Trace metals in the open oceans: speciation modelling based on humic-type ligands

Anthony Stockdale, Edward Tipping, John Hamilton-Taylor, Stephen Lofts
  • Environmental Chemistry, January 2011, CSIRO Publishing
  • DOI: 10.1071/en11004

Modelling dissolved metal behaviour in the oceans

What is it about?

The behaviour of dissolved trace metals in the oceans is typically explained by invoking the concept of metal binding to specific organic chemicals (for example chemical released by aquatic plants to make it easier for them to take up essential metals). Here, using a chemical model widely used for freshwaters, we assess the extent to which non-specific organic chemicals found in the ocean (from decaying dead plants and animals) may predict the forms of cationic metals.

Why is it important?

We found that the model can give good fits in some cases, and that experimental results do not give consistent variation from the model. This has implications for the way that the availability of trace elements is considered in ocean environments.


Anthony Stockdale (Author)

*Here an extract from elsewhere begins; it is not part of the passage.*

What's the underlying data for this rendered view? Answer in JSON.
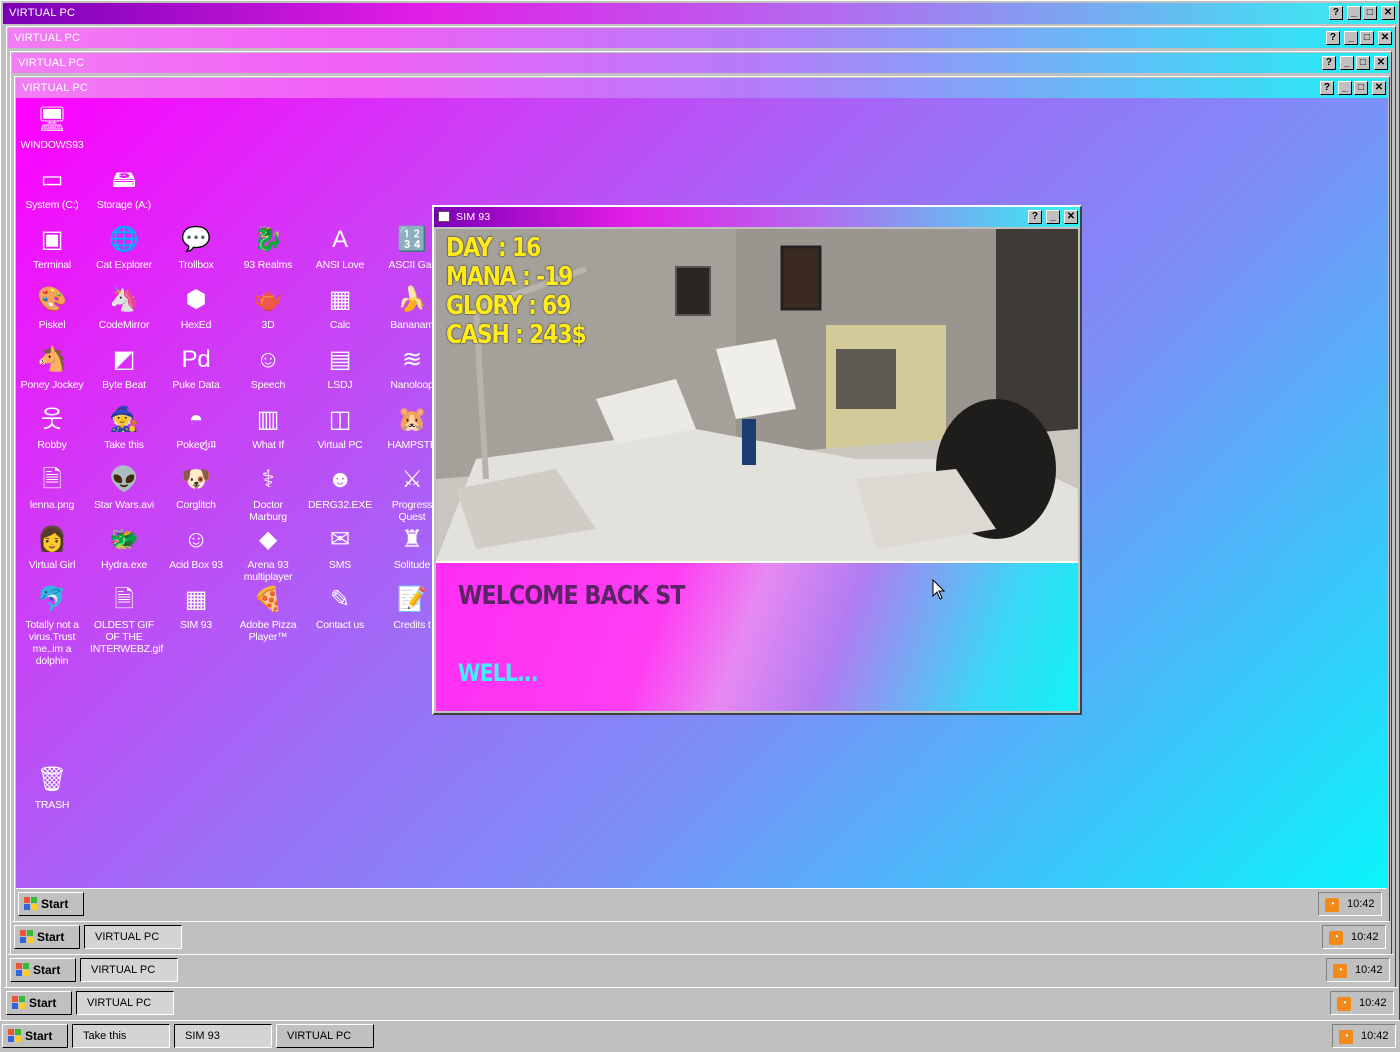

Since this paper was published there seems to be a gradual shift in acceptance that the organic matter from degradation of previously living organisms (that forms most of the pool of organic matter) is the most important dissolved component driving the chemistry of essential elements such as iron and copper. It is my hope that future programmes of work will investigate the dissolved organic carbon alongside the distribution of metal forms - something that has been missing from many big projects in the recent past.

The following have contributed to this page: Anthony Stockdale